He also had a word of condolence to the family of Brandon Webber, the 20-year-old suspect wanted on warrants who was killed by marshals after he allegedly tried to ram them with a vehicle.

“I grieve for the loss of life. I see this too much, loss of young lives. I grieve for that and grieve for his family. They lost a loved one,” Strickland said.

“Secondly, I am so proud of the Memphis Police Department and Shelby County Sheriff’s Office. Their actions last night were remarkable. They endured assaults and batteries, rocks and bricks were thrown at them, injuring about 35 law enforcement officers, and no retaliation. And they brought peace to that area, and it’s just remarkable, the courage and the strength reflected from great training.”

Lastly, he said the violence against officers and media and property damage were unacceptable and could not be tolerated.

“It was a dangerous situation out there. Law enforcement was being physically attacked, and they kept their cool.”

According to the Tennessee Bureau of Investigation, officers with the U.S. Marshal Service’s  Gulf Coast Regional Fugitive Task Force came into contact with Webber, who was wanted on multiple felony warrants, as he was getting into a vehicle in the 2000 block of Durham in Frayser on Wednesday.

While officers attempting to stop Webber, he reportedly rammed his vehicle into the officer’s cruisers multiple times before jumping out with a weapon.  The officers opened fire, striking and killing the man.

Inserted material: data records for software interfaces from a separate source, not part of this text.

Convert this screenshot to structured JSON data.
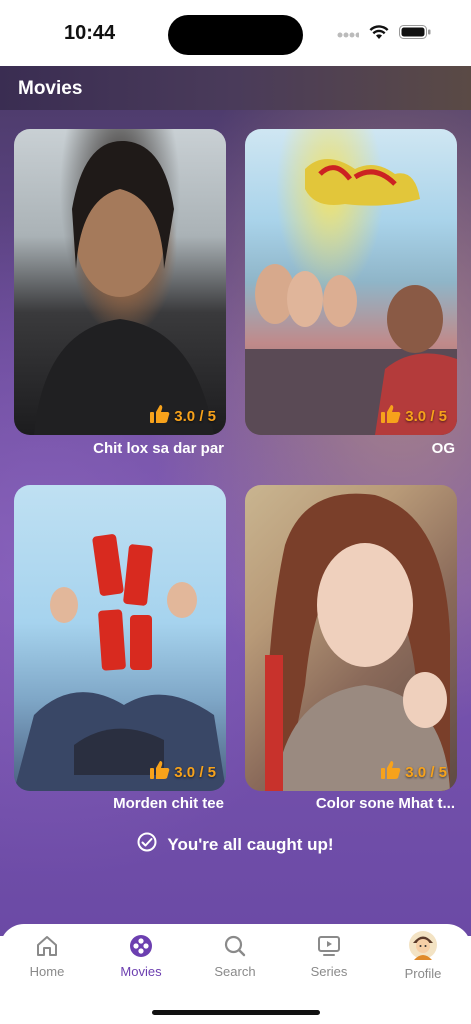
{
  "status_bar": {
    "time": "10:44"
  },
  "header": {
    "title": "Movies"
  },
  "movies": [
    {
      "title": "Chit lox sa dar par",
      "rating": "3.0 / 5"
    },
    {
      "title": "OG",
      "rating": "3.0 / 5"
    },
    {
      "title": "Morden chit tee",
      "rating": "3.0 / 5"
    },
    {
      "title": "Color sone Mhat  t...",
      "rating": "3.0 / 5"
    }
  ],
  "footer_message": "You're all caught up!",
  "tabbar": {
    "items": [
      {
        "label": "Home",
        "icon": "home-icon"
      },
      {
        "label": "Movies",
        "icon": "film-reel-icon"
      },
      {
        "label": "Search",
        "icon": "search-icon"
      },
      {
        "label": "Series",
        "icon": "tv-play-icon"
      },
      {
        "label": "Profile",
        "icon": "avatar-icon"
      }
    ],
    "active": "Movies"
  },
  "colors": {
    "accent": "#6c3fb0",
    "rating": "#f7a21b"
  }
}
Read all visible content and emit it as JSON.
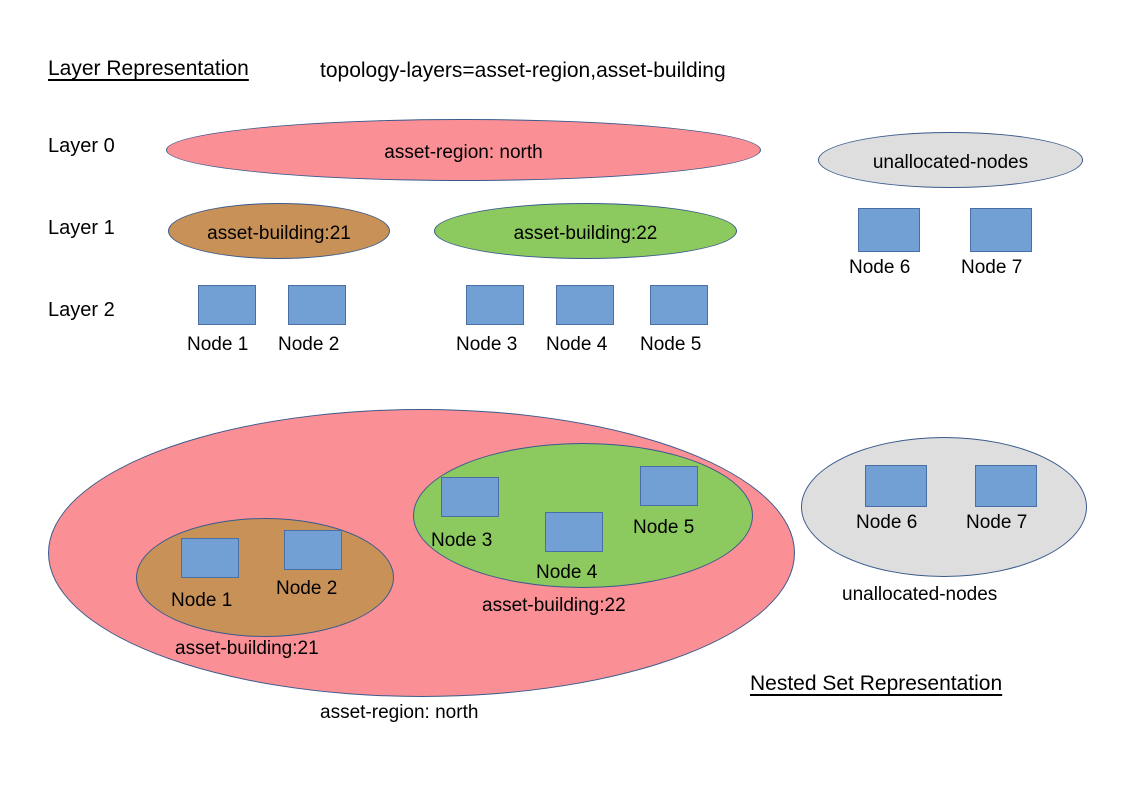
{
  "diagram": {
    "layer_section": {
      "title": "Layer Representation",
      "config": "topology-layers=asset-region,asset-building",
      "layers": [
        {
          "label": "Layer 0"
        },
        {
          "label": "Layer 1"
        },
        {
          "label": "Layer 2"
        }
      ],
      "region_ellipse": "asset-region: north",
      "unallocated_ellipse": "unallocated-nodes",
      "building_21": "asset-building:21",
      "building_22": "asset-building:22",
      "nodes": [
        {
          "label": "Node 1"
        },
        {
          "label": "Node 2"
        },
        {
          "label": "Node 3"
        },
        {
          "label": "Node 4"
        },
        {
          "label": "Node 5"
        },
        {
          "label": "Node 6"
        },
        {
          "label": "Node 7"
        }
      ]
    },
    "nested_section": {
      "title": "Nested Set Representation",
      "region_label": "asset-region: north",
      "building_21_label": "asset-building:21",
      "building_22_label": "asset-building:22",
      "unallocated_label": "unallocated-nodes",
      "nodes": [
        {
          "label": "Node 1"
        },
        {
          "label": "Node 2"
        },
        {
          "label": "Node 3"
        },
        {
          "label": "Node 4"
        },
        {
          "label": "Node 5"
        },
        {
          "label": "Node 6"
        },
        {
          "label": "Node 7"
        }
      ]
    },
    "colors": {
      "region": "#fa9096",
      "building_21": "#c89158",
      "building_22": "#8cc95f",
      "unallocated": "#dedede",
      "node": "#729fd4",
      "stroke": "#3a5a8c"
    }
  }
}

After the shooting, Memphis police officers at the Old Allen Station received a call to assist the U.S. Marshals. MPD officers were not involved in Webber’s shooting.

Around that time, a large group started gathering on the scene and several individuals began throwing concrete rocks and bricks at officers and squad cars. Fire officials also said windows were broken out of a fire station, though no firefighters were hurt.

Memphis Police said Thursday that a total of 36 MPD officers and Shelby County deputies had been injured. Several were taken to a hospital in non-critical condition, and all were released from the hospital by Thursday afternoon, MPD said.

Strickland said he was at a town hall meeting in Hyde Park when he got a message from Police Director Michael Rallings about the shooting around 7 p.m.

He responded “No” when asked whether he should have been on the scene, and said no mayor or governor should have been on the scene because they are not trained law enforcement. He had no comment on fellow mayoral candidate Tami Sawyer, who was on the scene posting to social media.

The mayor said that Frayser had seen success in recent years in terms of home ownership and property values, and he said the city would be in contact with community leaders in Frayser to address solutions.

“We will continue our efforts to work with the Frayser community through community policing, through partnerships on early childhood education, and build on those relationships to try to make that community, and Memphis as a whole, better.”

On News Channel 3’s Live at 9, Shelby County Commissioners Eddie Jones and Mark Billingsley weighed in on how the investigation should be handled and the need to tackle the issue of crime and violence in Memphis.

“It’s unfortunate it happened. I know an investigation is going on. This was a young man in college, and we just need to find the answers,” Jones said.

“Typically, US Marshals don’t come to your door unless you’re wanted for multiple serious crimes. Most of the citizens I talked to in my district are disappointed and will move out of the district if we don’t address it, crime and violence,” Billingsley said.